Ideologues like Ryan have really convinced themselves that giving taxpayer money to "job creators" is good for everybody. They've completely put out of their mind the fact that most of that money goes to create jobs in China or India, benefitting a few investors in this country but no one else.

Since people like Ryan have a very two-dimensional view of the economy -- which is what you would expect from those who favor something called supply "side" economics -- they are naturally outraged by anyone who opposes benefits to their side, and are equally blind to their own class war they are waging while they accuse opponents of being class warriors instead.

Posted by: Ted Frier on April 27, 2011 at 6:43 AM | PERMALINK

Senate Republicans need to be on the record also. Call the vote and call their bluff. They know it is not going to be popular from what they saw over the break so it is time to divide and conquer.
For Texas politics: http://kennethdfranks.blogspot.com/

Posted by: Kenneth D. Franks on April 27, 2011 at 8:17 AM | PERMALINK

Fine....facts then.

The fact is that we do not have enough "rich" people to solve our federal fiscal problems. We spend too much. That over spending is driven primarily by growing social programs like Medicare and Social Security.

We could have changed our so-called 'social contract' decades ago to avoid our current fiscal problems. But that wisdom was ignored and the solutions were demagogued by the left.

Unfortunately, we have arrived at the point once described by Margaret Thatcher. "The problem with socialism is that eventually you run out of other people's money."

That applies as much to mild bits of socialism as it does to the full blown raging socialism of Venezuela or Cuba.

So, folks on the left, we are out of money. Over spending is the problem.

Where do you want to make the deepest cuts? Will you gut our military and leave our nation defenseless? It won't solve the deficit problem.

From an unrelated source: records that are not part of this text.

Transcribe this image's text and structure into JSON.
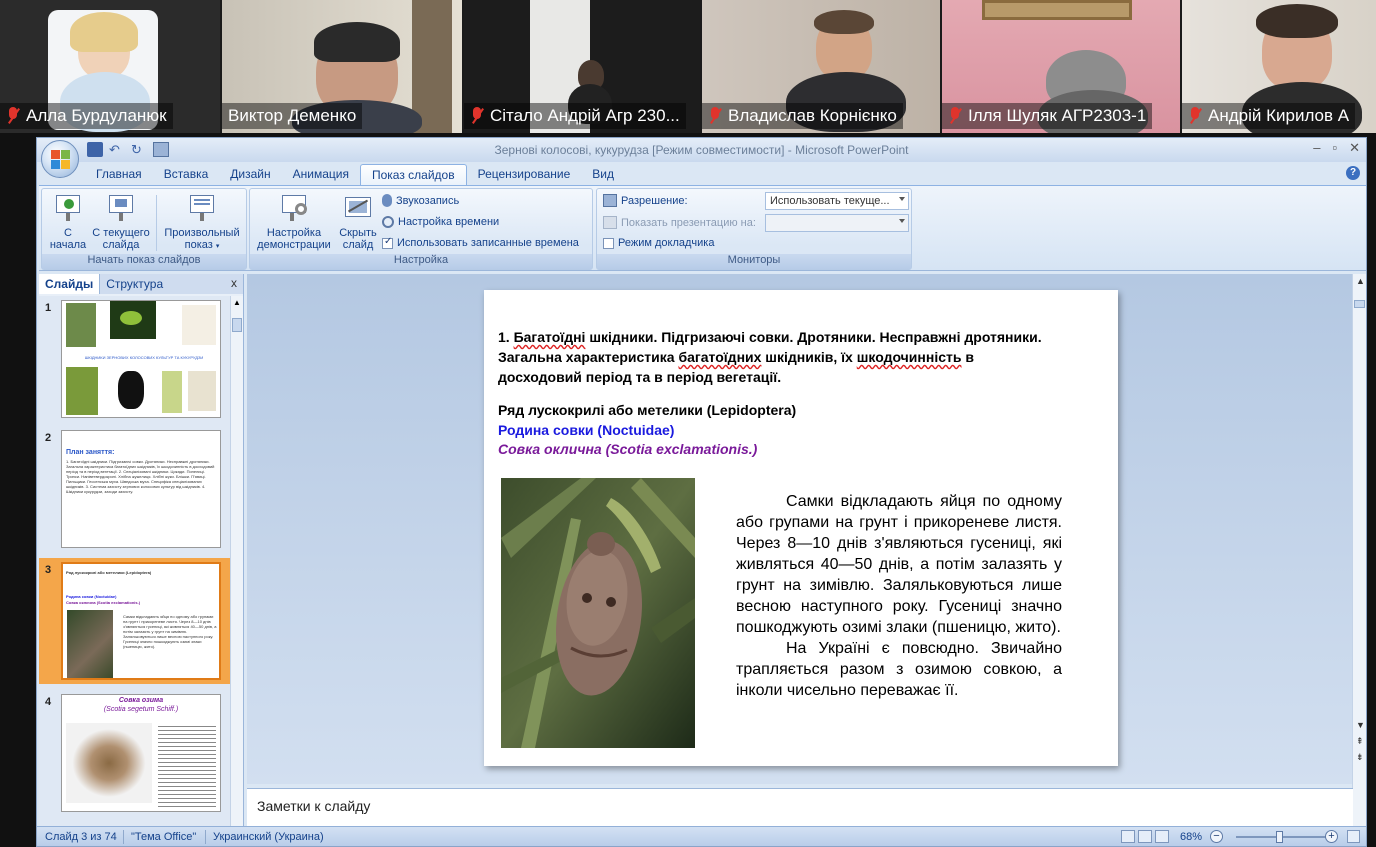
{
  "participants": [
    {
      "name": "Алла Бурдуланюк",
      "muted": true
    },
    {
      "name": "Виктор Деменко",
      "muted": false,
      "active": true
    },
    {
      "name": "Сітало Андрій Агр 230...",
      "muted": true
    },
    {
      "name": "Владислав Корнієнко",
      "muted": true
    },
    {
      "name": "Ілля Шуляк АГР2303-1",
      "muted": true
    },
    {
      "name": "Андрій Кирилов А",
      "muted": true
    }
  ],
  "window": {
    "title": "Зернові колосові, кукурудза [Режим совместимости] - Microsoft PowerPoint"
  },
  "tabs": [
    "Главная",
    "Вставка",
    "Дизайн",
    "Анимация",
    "Показ слайдов",
    "Рецензирование",
    "Вид"
  ],
  "active_tab": "Показ слайдов",
  "ribbon": {
    "group_start": {
      "label": "Начать показ слайдов",
      "btn_from_start": "С\nначала",
      "btn_from_start_l1": "С",
      "btn_from_start_l2": "начала",
      "btn_current_l1": "С текущего",
      "btn_current_l2": "слайда",
      "btn_custom_l1": "Произвольный",
      "btn_custom_l2": "показ"
    },
    "group_setup": {
      "label": "Настройка",
      "btn_setup_l1": "Настройка",
      "btn_setup_l2": "демонстрации",
      "btn_hide_l1": "Скрыть",
      "btn_hide_l2": "слайд",
      "record_narration": "Звукозапись",
      "rehearse_timings": "Настройка времени",
      "use_timings": "Использовать записанные времена"
    },
    "group_monitors": {
      "label": "Мониторы",
      "resolution_label": "Разрешение:",
      "resolution_value": "Использовать текуще...",
      "show_on_label": "Показать презентацию на:",
      "presenter_view": "Режим докладчика"
    }
  },
  "left_pane": {
    "tab_slides": "Слайды",
    "tab_outline": "Структура",
    "close": "x",
    "slides": [
      {
        "num": "1",
        "caption": "ШКІДНИКИ ЗЕРНОВИХ КОЛОСОВИХ КУЛЬТУР ТА КУКУРУДЗИ"
      },
      {
        "num": "2",
        "title": "План заняття:",
        "text": "1. Багатоїдні шкідники. Підгризаючі совки. Дротяники. Несправжні дротяники. Загальна характеристика багатоїдних шкідників, їх шкодочинність в досходовий період та в період вегетації. 2. Спеціалізовані шкідники. Цикади. Попелиці. Трипси. Напіветвердокрилі. Хлібна жужелиця. Хлібні жуки. Блішки. П'явиці. Пильщики. Гессенська муха. Шведська муха. Специфіка спеціалізованих шкідників. 3. Система захисту зернових колосових культур від шкідників. 4. Шкідники кукурудзи, заходи захисту."
      },
      {
        "num": "3",
        "selected": true
      },
      {
        "num": "4",
        "title": "Совка озима",
        "subtitle": "(Scotia segetum Schiff.)"
      }
    ]
  },
  "slide": {
    "heading_parts": [
      "1. ",
      "Багатоїдні",
      " шкідники. Підгризаючі совки. Дротяники. Несправжні дротяники.  Загальна характеристика ",
      "багатоїдних",
      " шкідників, їх ",
      "шкодочинність",
      " в досходовий період та в період вегетації."
    ],
    "order": "Ряд лускокрилі або метелики (Lepidoptera)",
    "family": "Родина совки  (Noctuidae)",
    "species": "Совка оклична  (Scotia    exclamationis.)",
    "body_p1": "Самки відкладають яйця по одному або групами на грунт і прикореневе листя. Через 8—10 днів з'являються гусениці, які живляться 40—50 днів, а потім залазять у грунт на зимівлю. Заляльковуються лише весною наступного року. Гусениці значно пошкоджують озимі злаки (пшеницю,                  жито).",
    "body_p2": "На Україні є повсюдно. Звичайно трапляється разом з озимою совкою, а інколи чисельно переважає її."
  },
  "notes_placeholder": "Заметки к слайду",
  "status": {
    "slide_of": "Слайд 3 из 74",
    "theme": "\"Тема Office\"",
    "language": "Украинский (Украина)",
    "zoom": "68%"
  },
  "colors": {
    "family": "#1a1adf",
    "species": "#7a1a9a",
    "active_speaker": "#2ecc40",
    "muted_mic": "#e0342c",
    "selected_thumb": "#f4a64a"
  }
}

Will you kill the EPA, Dept of Ed, NEA, NPR, Amtrak, foreign aid? Not even a drop in the bucket.

Come up with a real plan and we'll talk.

Posted by: Dann on April 27, 2011 at 9:05 AM | PERMALINK

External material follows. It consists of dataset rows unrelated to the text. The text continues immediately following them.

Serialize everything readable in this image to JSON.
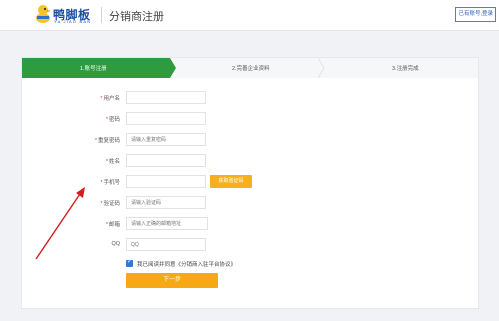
{
  "header": {
    "logo_text": "鸭脚板",
    "logo_sub": "YA JIAO BAN",
    "title": "分销商注册",
    "login_link": "已有账号,登录"
  },
  "steps": [
    {
      "label": "1.账号注册",
      "active": true
    },
    {
      "label": "2.完善企业资料",
      "active": false
    },
    {
      "label": "3.注册完成",
      "active": false
    }
  ],
  "form": {
    "username": {
      "label": "用户名",
      "required": true,
      "placeholder": ""
    },
    "password": {
      "label": "密码",
      "required": true,
      "placeholder": ""
    },
    "confirm_password": {
      "label": "重复密码",
      "required": true,
      "placeholder": "请输入重复密码"
    },
    "name": {
      "label": "姓名",
      "required": true,
      "placeholder": ""
    },
    "phone": {
      "label": "手机号",
      "required": true,
      "placeholder": ""
    },
    "sms_button": "获取验证码",
    "code": {
      "label": "验证码",
      "required": true,
      "placeholder": "请输入验证码"
    },
    "email": {
      "label": "邮箱",
      "required": true,
      "placeholder": "请输入正确的邮箱地址"
    },
    "qq": {
      "label": "QQ",
      "required": false,
      "placeholder": "QQ"
    },
    "agree_text": "我已阅读并同意《分销商入驻平台协议》",
    "agree_checked": true,
    "next_button": "下一步"
  },
  "colors": {
    "active_step": "#2e9c3e",
    "accent_button": "#f6a914",
    "link": "#2f62b8"
  }
}
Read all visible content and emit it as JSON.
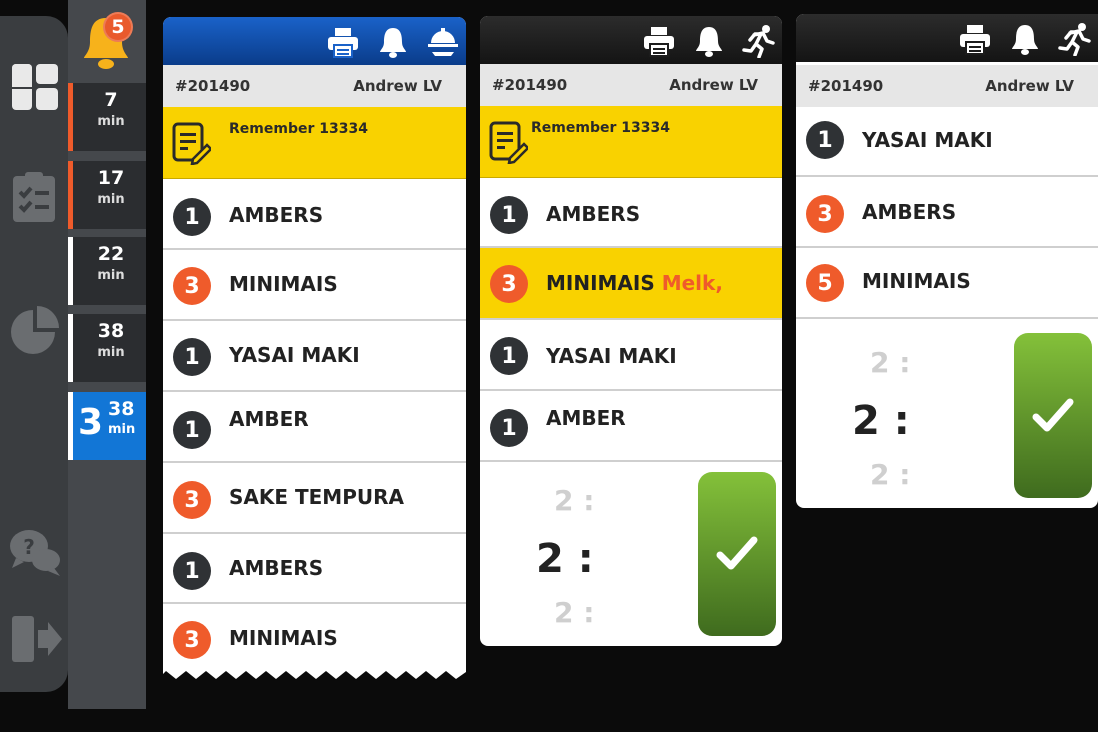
{
  "nav": {
    "icons": [
      "dashboard-icon",
      "clipboard-checklist-icon",
      "pie-chart-icon",
      "help-chat-icon",
      "logout-icon"
    ]
  },
  "notifications": {
    "count": "5",
    "icon": "bell-icon"
  },
  "timers": [
    {
      "value": "7",
      "unit": "min",
      "bar_color": "#ef5b2b"
    },
    {
      "value": "17",
      "unit": "min",
      "bar_color": "#ef5b2b"
    },
    {
      "value": "22",
      "unit": "min",
      "bar_color": "#ffffff"
    },
    {
      "value": "38",
      "unit": "min",
      "bar_color": "#ffffff"
    },
    {
      "prefix": "3",
      "value": "38",
      "unit": "min",
      "bar_color": "#ffffff",
      "active": true
    }
  ],
  "orders": [
    {
      "id": "#201490",
      "user": "Andrew LV",
      "header_icons": [
        "printer-icon",
        "bell-icon",
        "serving-tray-icon"
      ],
      "note": "Remember 13334",
      "items": [
        {
          "qty": "1",
          "name": "AMBERS"
        },
        {
          "qty": "3",
          "name": "MINIMAIS"
        },
        {
          "qty": "1",
          "name": "YASAI MAKI"
        },
        {
          "qty": "1",
          "name": "AMBER"
        },
        {
          "qty": "3",
          "name": "SAKE TEMPURA"
        },
        {
          "qty": "1",
          "name": "AMBERS"
        },
        {
          "qty": "3",
          "name": "MINIMAIS"
        }
      ]
    },
    {
      "id": "#201490",
      "user": "Andrew LV",
      "header_icons": [
        "printer-icon",
        "bell-icon",
        "running-person-icon"
      ],
      "note": "Remember 13334",
      "items": [
        {
          "qty": "1",
          "name": "AMBERS"
        },
        {
          "qty": "3",
          "name": "MINIMAIS",
          "extra": "Melk,"
        },
        {
          "qty": "1",
          "name": "YASAI MAKI"
        },
        {
          "qty": "1",
          "name": "AMBER"
        }
      ],
      "picker": {
        "prev": "2 :",
        "current": "2 :",
        "next": "2 :"
      }
    },
    {
      "id": "#201490",
      "user": "Andrew LV",
      "header_icons": [
        "printer-icon",
        "bell-icon",
        "running-person-icon"
      ],
      "items": [
        {
          "qty": "1",
          "name": "YASAI MAKI"
        },
        {
          "qty": "3",
          "name": "AMBERS"
        },
        {
          "qty": "5",
          "name": "MINIMAIS"
        }
      ],
      "picker": {
        "prev": "2 :",
        "current": "2 :",
        "next": "2 :"
      }
    }
  ],
  "colors": {
    "accent_orange": "#ef5b2b",
    "note_yellow": "#f9d200",
    "active_blue": "#1276d6",
    "done_green": "#6ea532"
  }
}
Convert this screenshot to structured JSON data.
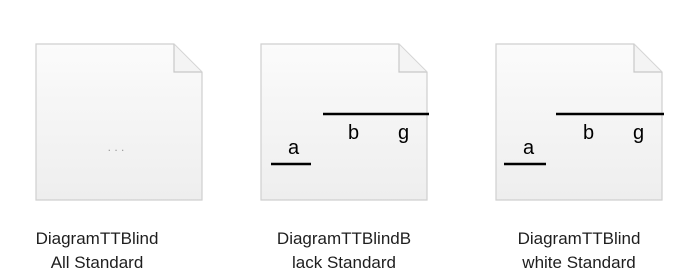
{
  "files": [
    {
      "name_line1": "DiagramTTBlind",
      "name_line2": "All Standard",
      "icon": "blank-document-icon",
      "thumbnail_text": ". . ."
    },
    {
      "name_line1": "DiagramTTBlindB",
      "name_line2": "lack Standard",
      "icon": "document-thumbnail-icon",
      "thumbnail_labels": [
        "a",
        "b",
        "g"
      ]
    },
    {
      "name_line1": "DiagramTTBlind",
      "name_line2": "white Standard",
      "icon": "document-thumbnail-icon",
      "thumbnail_labels": [
        "a",
        "b",
        "g"
      ]
    }
  ]
}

Dann

We are not out of money. There is always enough to fight another war or bail out another bank. "We are out of money" is just a talking point invented by Paul Ryan and Fox News to justify gutting the social safety net in order to give rich people another 10% tax cut to invest in China. That is why Ryan's own deficit-cutting budget INCREASES the deficit for the next 20 years before it begins to reduce it.

Medicare does have problems, but those are really connected to the fact that we can't get medical costs under control -- something Republicans don't care about either because the health insurance industry pulls their strings.

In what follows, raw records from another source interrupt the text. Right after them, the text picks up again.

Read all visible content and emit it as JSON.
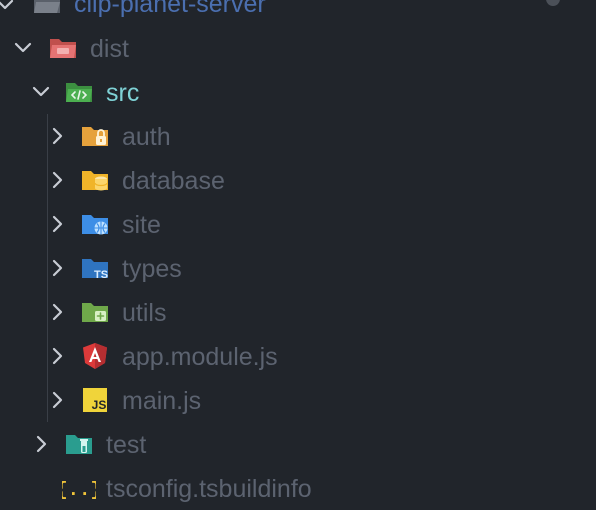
{
  "explorer": {
    "root_label": "clip-planet-server",
    "items": [
      {
        "label": "dist",
        "icon": "folder-dist-icon",
        "expanded": true
      },
      {
        "label": "src",
        "icon": "folder-src-icon",
        "expanded": true
      },
      {
        "label": "auth",
        "icon": "folder-auth-icon",
        "expanded": false
      },
      {
        "label": "database",
        "icon": "folder-database-icon",
        "expanded": false
      },
      {
        "label": "site",
        "icon": "folder-site-icon",
        "expanded": false
      },
      {
        "label": "types",
        "icon": "folder-types-icon",
        "expanded": false
      },
      {
        "label": "utils",
        "icon": "folder-utils-icon",
        "expanded": false
      },
      {
        "label": "app.module.js",
        "icon": "angular-file-icon",
        "expanded": false
      },
      {
        "label": "main.js",
        "icon": "javascript-file-icon",
        "expanded": false
      },
      {
        "label": "test",
        "icon": "folder-test-icon",
        "expanded": false
      },
      {
        "label": "tsconfig.tsbuildinfo",
        "icon": "json-file-icon"
      }
    ]
  },
  "colors": {
    "background": "#21252b",
    "text_dim": "#5c6370",
    "text_active": "#7fd2d6",
    "root_text": "#4b6fb0"
  }
}
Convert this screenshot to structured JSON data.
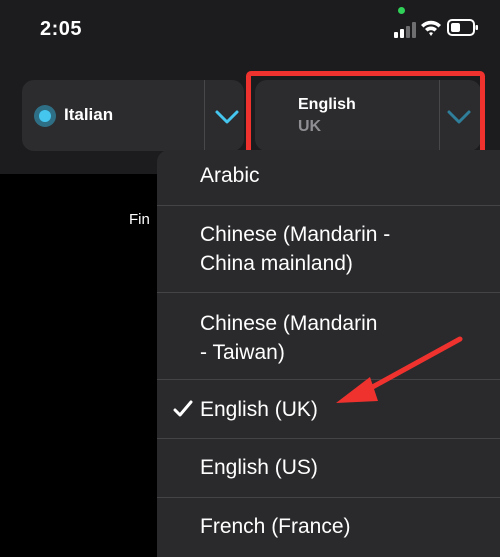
{
  "status_bar": {
    "time": "2:05"
  },
  "language_bar": {
    "source": {
      "label": "Italian",
      "icon": "radio-icon"
    },
    "target": {
      "label": "English",
      "sublabel": "UK",
      "icon": "chevron-down-icon"
    }
  },
  "background_text": "Fin",
  "dropdown": {
    "items": [
      {
        "line1": "Arabic",
        "line2": "",
        "selected": false
      },
      {
        "line1": "Chinese (Mandarin -",
        "line2": "China mainland)",
        "selected": false
      },
      {
        "line1": "Chinese (Mandarin",
        "line2": "- Taiwan)",
        "selected": false
      },
      {
        "line1": "English (UK)",
        "line2": "",
        "selected": true
      },
      {
        "line1": "English (US)",
        "line2": "",
        "selected": false
      },
      {
        "line1": "French (France)",
        "line2": "",
        "selected": false
      }
    ]
  },
  "colors": {
    "accent": "#45c6ef",
    "annotation": "#f0322f",
    "menu_bg": "#2a2a2c",
    "pill_bg": "#2c2c2e"
  }
}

The Republican plan for "saving" Medicare is to redefine it out of existance. Sure, it won't go bankrupt, but that is because it won't pay out any benefits either. So, just who exactly are Republicans "saving" Medicare for? Certainly not its elderly recipients who will get a coupon to buy private insurance of gradually diminishing value. All that will be left once Republicans are finished with Medicare is the hollow rhetorical shell of something called Medicare but isn't -- another brain-child (like the pro-pollution Clear Skies Initiative, or the tree-cutting Health Forests plan) of Republican evil word wizard Frank Luntz.

Even with all of this Paul Ryan's plan might have flown if he had confined it to cutting Medicare. But when he over-reached and threw in the tax cuts for the rich he showed his hand and lost all credibility with those middle class deficit hawks who might have been willing to swallow some of Ryan's bitter medicine. But he couldn't do that. He had to cut those taxcs again, because the GOP is the bought and paid for, wholly owned subsidiary, of the New American Oligarchy. And they want those tax cuts and won't settle for less.

Posted by: Ted Frier on April 27, 2011 at 9:55 AM | PERMALINK
Post a comment









Remember personal info?










 

 

Read Jonathan Rowe remembrance and articles
Email Newsletter icon, E-mail Newsletter icon, Email List icon, E-mail List icon Sign up for Free News & Updates

Advertise in WM



buy from Amazon and
support the Monthly